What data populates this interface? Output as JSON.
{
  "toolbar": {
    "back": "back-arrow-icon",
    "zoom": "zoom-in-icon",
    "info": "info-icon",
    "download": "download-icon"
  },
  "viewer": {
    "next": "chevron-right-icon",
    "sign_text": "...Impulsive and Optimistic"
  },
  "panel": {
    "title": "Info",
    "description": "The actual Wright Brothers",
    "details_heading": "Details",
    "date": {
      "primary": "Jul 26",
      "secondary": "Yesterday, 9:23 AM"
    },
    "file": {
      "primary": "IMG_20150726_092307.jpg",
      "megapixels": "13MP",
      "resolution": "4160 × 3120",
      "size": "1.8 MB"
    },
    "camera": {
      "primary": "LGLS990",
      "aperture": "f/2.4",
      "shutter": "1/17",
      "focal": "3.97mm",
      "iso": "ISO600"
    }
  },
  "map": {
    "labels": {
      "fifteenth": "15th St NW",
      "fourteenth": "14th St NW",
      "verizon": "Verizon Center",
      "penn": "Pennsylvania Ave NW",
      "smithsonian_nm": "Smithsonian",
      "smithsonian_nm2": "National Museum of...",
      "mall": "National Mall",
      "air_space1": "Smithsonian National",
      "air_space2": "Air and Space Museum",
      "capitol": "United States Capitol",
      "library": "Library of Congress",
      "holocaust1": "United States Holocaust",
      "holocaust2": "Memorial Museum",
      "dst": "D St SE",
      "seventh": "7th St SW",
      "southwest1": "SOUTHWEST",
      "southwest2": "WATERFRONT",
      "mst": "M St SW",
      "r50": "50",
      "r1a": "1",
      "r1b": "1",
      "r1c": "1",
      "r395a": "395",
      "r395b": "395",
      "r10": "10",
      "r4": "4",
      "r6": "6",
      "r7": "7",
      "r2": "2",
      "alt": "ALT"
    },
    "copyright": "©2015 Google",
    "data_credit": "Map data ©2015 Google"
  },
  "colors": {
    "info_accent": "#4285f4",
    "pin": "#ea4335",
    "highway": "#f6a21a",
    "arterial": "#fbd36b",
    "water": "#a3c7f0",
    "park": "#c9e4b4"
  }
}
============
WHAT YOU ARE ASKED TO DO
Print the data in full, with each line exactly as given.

COMPLETED EXERCISE
What data populates this interface? Output as JSON.
{
  "toolbar": {
    "back": "back-arrow-icon",
    "zoom": "zoom-in-icon",
    "info": "info-icon",
    "download": "download-icon"
  },
  "viewer": {
    "next": "chevron-right-icon",
    "sign_text": "...Impulsive and Optimistic"
  },
  "panel": {
    "title": "Info",
    "description": "The actual Wright Brothers",
    "details_heading": "Details",
    "date": {
      "primary": "Jul 26",
      "secondary": "Yesterday, 9:23 AM"
    },
    "file": {
      "primary": "IMG_20150726_092307.jpg",
      "megapixels": "13MP",
      "resolution": "4160 × 3120",
      "size": "1.8 MB"
    },
    "camera": {
      "primary": "LGLS990",
      "aperture": "f/2.4",
      "shutter": "1/17",
      "focal": "3.97mm",
      "iso": "ISO600"
    }
  },
  "map": {
    "labels": {
      "fifteenth": "15th St NW",
      "fourteenth": "14th St NW",
      "verizon": "Verizon Center",
      "penn": "Pennsylvania Ave NW",
      "smithsonian_nm": "Smithsonian",
      "smithsonian_nm2": "National Museum of...",
      "mall": "National Mall",
      "air_space1": "Smithsonian National",
      "air_space2": "Air and Space Museum",
      "capitol": "United States Capitol",
      "library": "Library of Congress",
      "holocaust1": "United States Holocaust",
      "holocaust2": "Memorial Museum",
      "dst": "D St SE",
      "seventh": "7th St SW",
      "southwest1": "SOUTHWEST",
      "southwest2": "WATERFRONT",
      "mst": "M St SW",
      "r50": "50",
      "r1a": "1",
      "r1b": "1",
      "r1c": "1",
      "r395a": "395",
      "r395b": "395",
      "r10": "10",
      "r4": "4",
      "r6": "6",
      "r7": "7",
      "r2": "2",
      "alt": "ALT"
    },
    "copyright": "©2015 Google",
    "data_credit": "Map data ©2015 Google"
  },
  "colors": {
    "info_accent": "#4285f4",
    "pin": "#ea4335",
    "highway": "#f6a21a",
    "arterial": "#fbd36b",
    "water": "#a3c7f0",
    "park": "#c9e4b4"
  }
}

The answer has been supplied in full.